##### Materials provided

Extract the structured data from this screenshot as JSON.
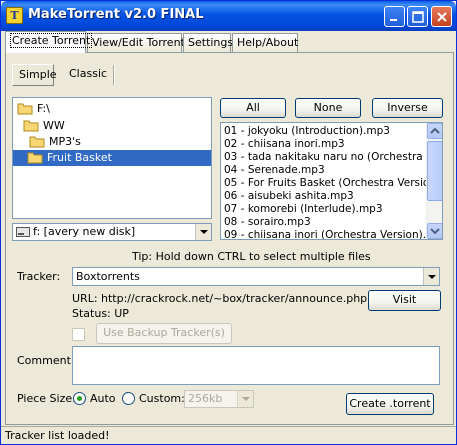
{
  "window": {
    "title": "MakeTorrent v2.0 FINAL",
    "icon_name": "maketorrent-app-icon"
  },
  "tabs": [
    {
      "label": "Create Torrent",
      "active": true
    },
    {
      "label": "View/Edit Torrent",
      "active": false
    },
    {
      "label": "Settings",
      "active": false
    },
    {
      "label": "Help/About",
      "active": false
    }
  ],
  "mode_tabs": [
    {
      "label": "Simple",
      "active": true
    },
    {
      "label": "Classic",
      "active": false
    }
  ],
  "folder_tree": [
    {
      "label": "F:\\",
      "level": 0,
      "selected": false,
      "icon": "folder-open-icon"
    },
    {
      "label": "WW",
      "level": 1,
      "selected": false,
      "icon": "folder-open-icon"
    },
    {
      "label": "MP3's",
      "level": 2,
      "selected": false,
      "icon": "folder-open-icon"
    },
    {
      "label": "Fruit Basket",
      "level": 3,
      "selected": true,
      "icon": "folder-open-icon"
    }
  ],
  "drive_select": {
    "value": "f: [avery new disk]"
  },
  "file_buttons": {
    "all": "All",
    "none": "None",
    "inverse": "Inverse"
  },
  "files": [
    "01 - jokyoku (Introduction).mp3",
    "02 - chiisana inori.mp3",
    "03 - tada nakitaku naru no (Orchestra Vers",
    "04 - Serenade.mp3",
    "05 - For Fruits Basket (Orchestra Version).m",
    "06 - aisubeki ashita.mp3",
    "07 - komorebi (Interlude).mp3",
    "08 - sorairo.mp3",
    "09 - chiisana inori (Orchestra Version).mp3"
  ],
  "tip": "Tip: Hold down CTRL to select multiple files",
  "tracker": {
    "label": "Tracker:",
    "value": "Boxtorrents",
    "url": "URL: http://crackrock.net/~box/tracker/announce.php",
    "status": "Status: UP",
    "visit_label": "Visit",
    "backup_label": "Use Backup Tracker(s)"
  },
  "comment": {
    "label": "Comment:",
    "value": ""
  },
  "piece_size": {
    "label": "Piece Size:",
    "auto_label": "Auto",
    "custom_label": "Custom:",
    "custom_value": "256kb",
    "selected": "Auto"
  },
  "create_button": "Create .torrent",
  "status_bar": "Tracker list loaded!"
}
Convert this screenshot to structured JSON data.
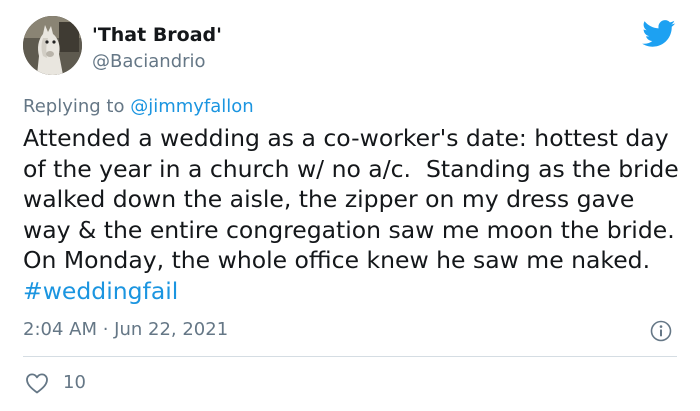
{
  "author": {
    "display_name": "'That Broad'",
    "handle": "@Baciandrio",
    "avatar_icon": "horse-avatar"
  },
  "reply": {
    "prefix": "Replying to ",
    "mention": "@jimmyfallon"
  },
  "tweet": {
    "text": "Attended a wedding as a co-worker's date: hottest day of the year in a church w/ no a/c.  Standing as the bride walked down the aisle, the zipper on my dress gave way & the entire congregation saw me moon the bride.  On Monday, the whole office knew he saw me naked. ",
    "hashtag": "#weddingfail",
    "timestamp": "2:04 AM · Jun 22, 2021"
  },
  "engagement": {
    "like_count": "10"
  },
  "colors": {
    "link": "#1b95e0",
    "muted": "#657786",
    "text": "#14171a",
    "twitter_brand": "#1da1f2"
  },
  "icons": {
    "brand": "twitter-bird-icon",
    "info": "info-icon",
    "like": "heart-icon"
  }
}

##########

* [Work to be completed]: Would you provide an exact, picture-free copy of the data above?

* [Task solution]:
Extract the structured data from this screenshot as JSON.
{
  "window": {
    "title": "MakeTorrent v2.0 FINAL",
    "icon_name": "maketorrent-app-icon"
  },
  "tabs": [
    {
      "label": "Create Torrent",
      "active": true
    },
    {
      "label": "View/Edit Torrent",
      "active": false
    },
    {
      "label": "Settings",
      "active": false
    },
    {
      "label": "Help/About",
      "active": false
    }
  ],
  "mode_tabs": [
    {
      "label": "Simple",
      "active": true
    },
    {
      "label": "Classic",
      "active": false
    }
  ],
  "folder_tree": [
    {
      "label": "F:\\",
      "level": 0,
      "selected": false,
      "icon": "folder-open-icon"
    },
    {
      "label": "WW",
      "level": 1,
      "selected": false,
      "icon": "folder-open-icon"
    },
    {
      "label": "MP3's",
      "level": 2,
      "selected": false,
      "icon": "folder-open-icon"
    },
    {
      "label": "Fruit Basket",
      "level": 3,
      "selected": true,
      "icon": "folder-open-icon"
    }
  ],
  "drive_select": {
    "value": "f: [avery new disk]"
  },
  "file_buttons": {
    "all": "All",
    "none": "None",
    "inverse": "Inverse"
  },
  "files": [
    "01 - jokyoku (Introduction).mp3",
    "02 - chiisana inori.mp3",
    "03 - tada nakitaku naru no (Orchestra Vers",
    "04 - Serenade.mp3",
    "05 - For Fruits Basket (Orchestra Version).m",
    "06 - aisubeki ashita.mp3",
    "07 - komorebi (Interlude).mp3",
    "08 - sorairo.mp3",
    "09 - chiisana inori (Orchestra Version).mp3"
  ],
  "tip": "Tip: Hold down CTRL to select multiple files",
  "tracker": {
    "label": "Tracker:",
    "value": "Boxtorrents",
    "url": "URL: http://crackrock.net/~box/tracker/announce.php",
    "status": "Status: UP",
    "visit_label": "Visit",
    "backup_label": "Use Backup Tracker(s)"
  },
  "comment": {
    "label": "Comment:",
    "value": ""
  },
  "piece_size": {
    "label": "Piece Size:",
    "auto_label": "Auto",
    "custom_label": "Custom:",
    "custom_value": "256kb",
    "selected": "Auto"
  },
  "create_button": "Create .torrent",
  "status_bar": "Tracker list loaded!"
}
Convert this screenshot to structured JSON data.
{
  "author": {
    "display_name": "'That Broad'",
    "handle": "@Baciandrio",
    "avatar_icon": "horse-avatar"
  },
  "reply": {
    "prefix": "Replying to ",
    "mention": "@jimmyfallon"
  },
  "tweet": {
    "text": "Attended a wedding as a co-worker's date: hottest day of the year in a church w/ no a/c.  Standing as the bride walked down the aisle, the zipper on my dress gave way & the entire congregation saw me moon the bride.  On Monday, the whole office knew he saw me naked. ",
    "hashtag": "#weddingfail",
    "timestamp": "2:04 AM · Jun 22, 2021"
  },
  "engagement": {
    "like_count": "10"
  },
  "colors": {
    "link": "#1b95e0",
    "muted": "#657786",
    "text": "#14171a",
    "twitter_brand": "#1da1f2"
  },
  "icons": {
    "brand": "twitter-bird-icon",
    "info": "info-icon",
    "like": "heart-icon"
  }
}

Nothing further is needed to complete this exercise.